Along with our new friend Eric from the previous post about Varanasi, we took an autorickshaw out to Sarnath and visited the Dhamekh Stupa, which is said to mark the location of the famous speech. We sat and meditated in the shade cast by the stupa as strings of devotees circumambulated around it while chanting in Thai, Burmese, Tibetan and other languages. Some women next to us brought their prayer boards, where they would sweep down in prostrations, extending their bodies out on the ground, before gracefully rising, lifting their hands in the air and repeating for hours at a time. The setting was peaceful and Neda and I felt the energy of the place was tangible as our minds were transported to 2,500 years ago when the Buddha brought forth a message that would influence our lives so deeply.

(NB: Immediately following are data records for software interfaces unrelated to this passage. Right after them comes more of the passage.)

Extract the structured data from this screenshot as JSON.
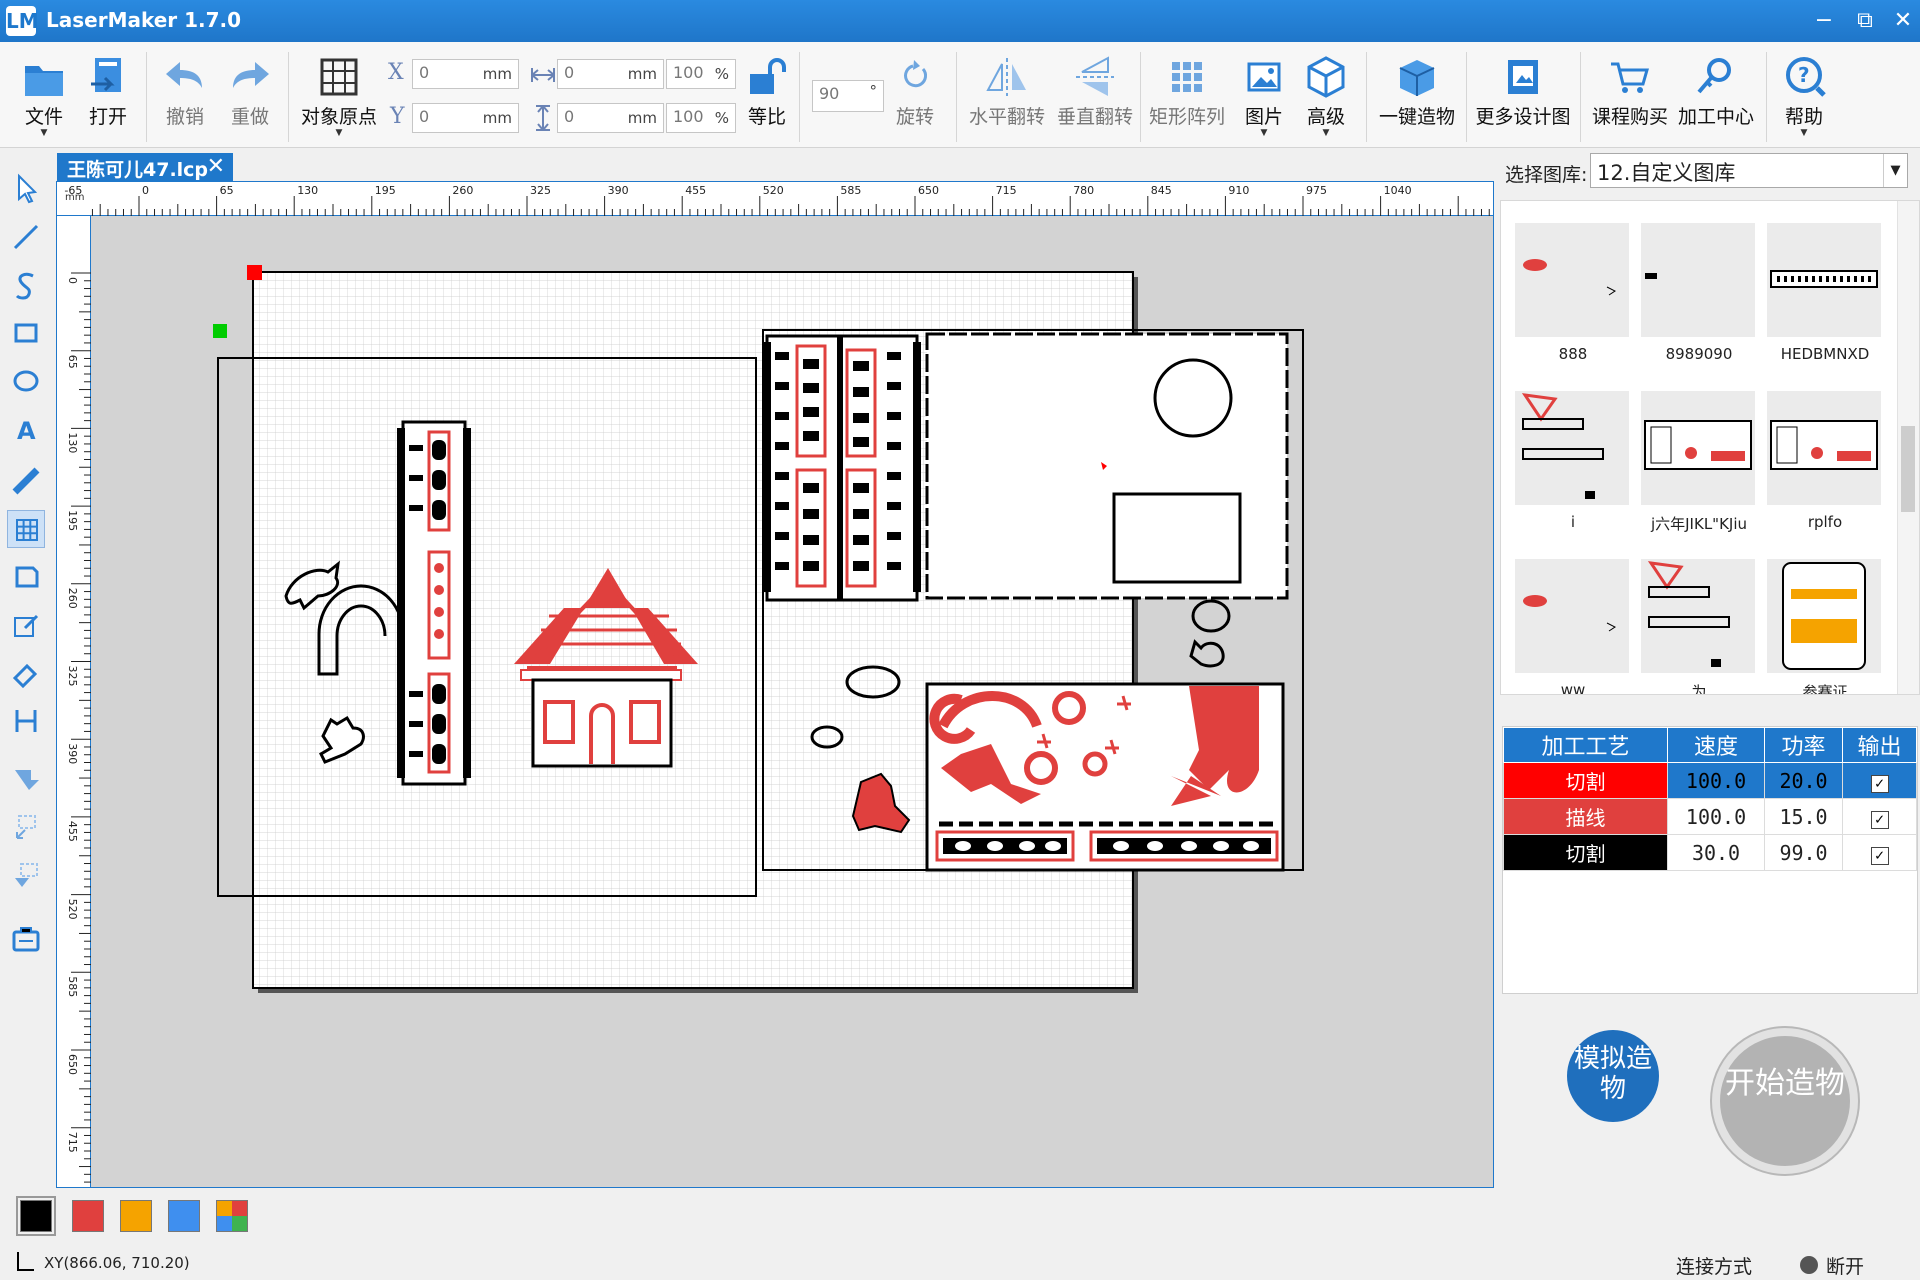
{
  "app": {
    "title": "LaserMaker 1.7.0",
    "logo_letters": "LM",
    "icon": "lasermaker-logo-icon"
  },
  "window_controls": {
    "minimize": "−",
    "maximize": "⧉",
    "close": "✕"
  },
  "toolbar": {
    "file": "文件",
    "open": "打开",
    "undo": "撤销",
    "redo": "重做",
    "object_origin": "对象原点",
    "x_label": "X",
    "y_label": "Y",
    "x_value": "0",
    "y_value": "0",
    "width_value": "0",
    "height_value": "0",
    "width_pct": "100",
    "height_pct": "100",
    "unit_mm": "mm",
    "unit_pct": "%",
    "proportional": "等比",
    "rotation_value": "90",
    "rotation_unit": "°",
    "rotate": "旋转",
    "flip_h": "水平翻转",
    "flip_v": "垂直翻转",
    "array": "矩形阵列",
    "image": "图片",
    "advanced": "高级",
    "one_click": "一键造物",
    "more_designs": "更多设计图",
    "course_buy": "课程购买",
    "process_center": "加工中心",
    "help": "帮助"
  },
  "document": {
    "tab_title": "王陈可儿47.lcp",
    "close": "✕"
  },
  "ruler": {
    "unit": "mm",
    "top_ticks": [
      "-65",
      "0",
      "65",
      "130",
      "195",
      "260",
      "325",
      "390",
      "455",
      "520",
      "585",
      "650",
      "715",
      "780",
      "845",
      "910",
      "975",
      "1040"
    ],
    "left_ticks": [
      "0",
      "65",
      "130",
      "195",
      "260",
      "325",
      "390",
      "455",
      "520",
      "585",
      "650",
      "715"
    ]
  },
  "gallery": {
    "label": "选择图库:",
    "selected": "12.自定义图库",
    "items": [
      {
        "caption": "888"
      },
      {
        "caption": "8989090"
      },
      {
        "caption": "HEDBMNXD"
      },
      {
        "caption": "i"
      },
      {
        "caption": "j六年JIKL\"KJiu"
      },
      {
        "caption": "rplfo"
      },
      {
        "caption": "ww"
      },
      {
        "caption": "为"
      },
      {
        "caption": "参赛证"
      }
    ]
  },
  "layers": {
    "headers": [
      "加工工艺",
      "速度",
      "功率",
      "输出"
    ],
    "rows": [
      {
        "process": "切割",
        "speed": "100.0",
        "power": "20.0",
        "output": "✓",
        "color": "#ff0000"
      },
      {
        "process": "描线",
        "speed": "100.0",
        "power": "15.0",
        "output": "✓",
        "color": "#e0403e"
      },
      {
        "process": "切割",
        "speed": "30.0",
        "power": "99.0",
        "output": "✓",
        "color": "#000000"
      }
    ]
  },
  "buttons": {
    "simulate": "模拟造物",
    "start": "开始造物"
  },
  "palette": [
    "#000000",
    "#e0403e",
    "#f5a300",
    "#3f8fef",
    "multicolor"
  ],
  "status": {
    "coords": "XY(866.06, 710.20)",
    "connection_label": "连接方式",
    "connection_state": "断开"
  },
  "colors": {
    "accent": "#1f78cb",
    "red_layer": "#e0403e",
    "cut_red": "#ff0000"
  }
}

The area surrounding the stupa was once a great place of gathering for monks to come and study during the rainy season. Most of the ancient buildings of the libraries and monasteries here have been destroyed, their materials re-purposed for other buildings in Varanasi. But in the modern era, temples from the various nations practicing Buddhism have sprung up around Deer Park. We enjoyed the luxuriant decoration of the Thai Temple and chanted the service at the Japanese Nichiren temple to end the day. We also visited the archeological museum, which featured the Ashoka pillar topped with 4 snarling lions (facing in 4 directions to symbolize the teachings emanating out from Sarnath in all directions) that was placed at the site and has become the symbol of modern India. There is also a spectacular carving of the Buddha assuming the Dharmachakra Mudra, said to represent that first speech.
For us, it was a wonderful experience to visit the site, made even more intimate by the presence of our friend Eric who practices in the Tibetan lineage. It really felt like we were making this pilgrimage together as a sangha of different traditions. But in the end, Sarnath would just be a taste of the community and spiritual focus that we would find in Bodhgaya, the place where the Buddha is said to have awakened to the truth. Read about that amazing experience in part 2 of this post!
See the pics of Sarnath and some of Bodhgaya here: http://flic.kr/s/aHsjD7kk1j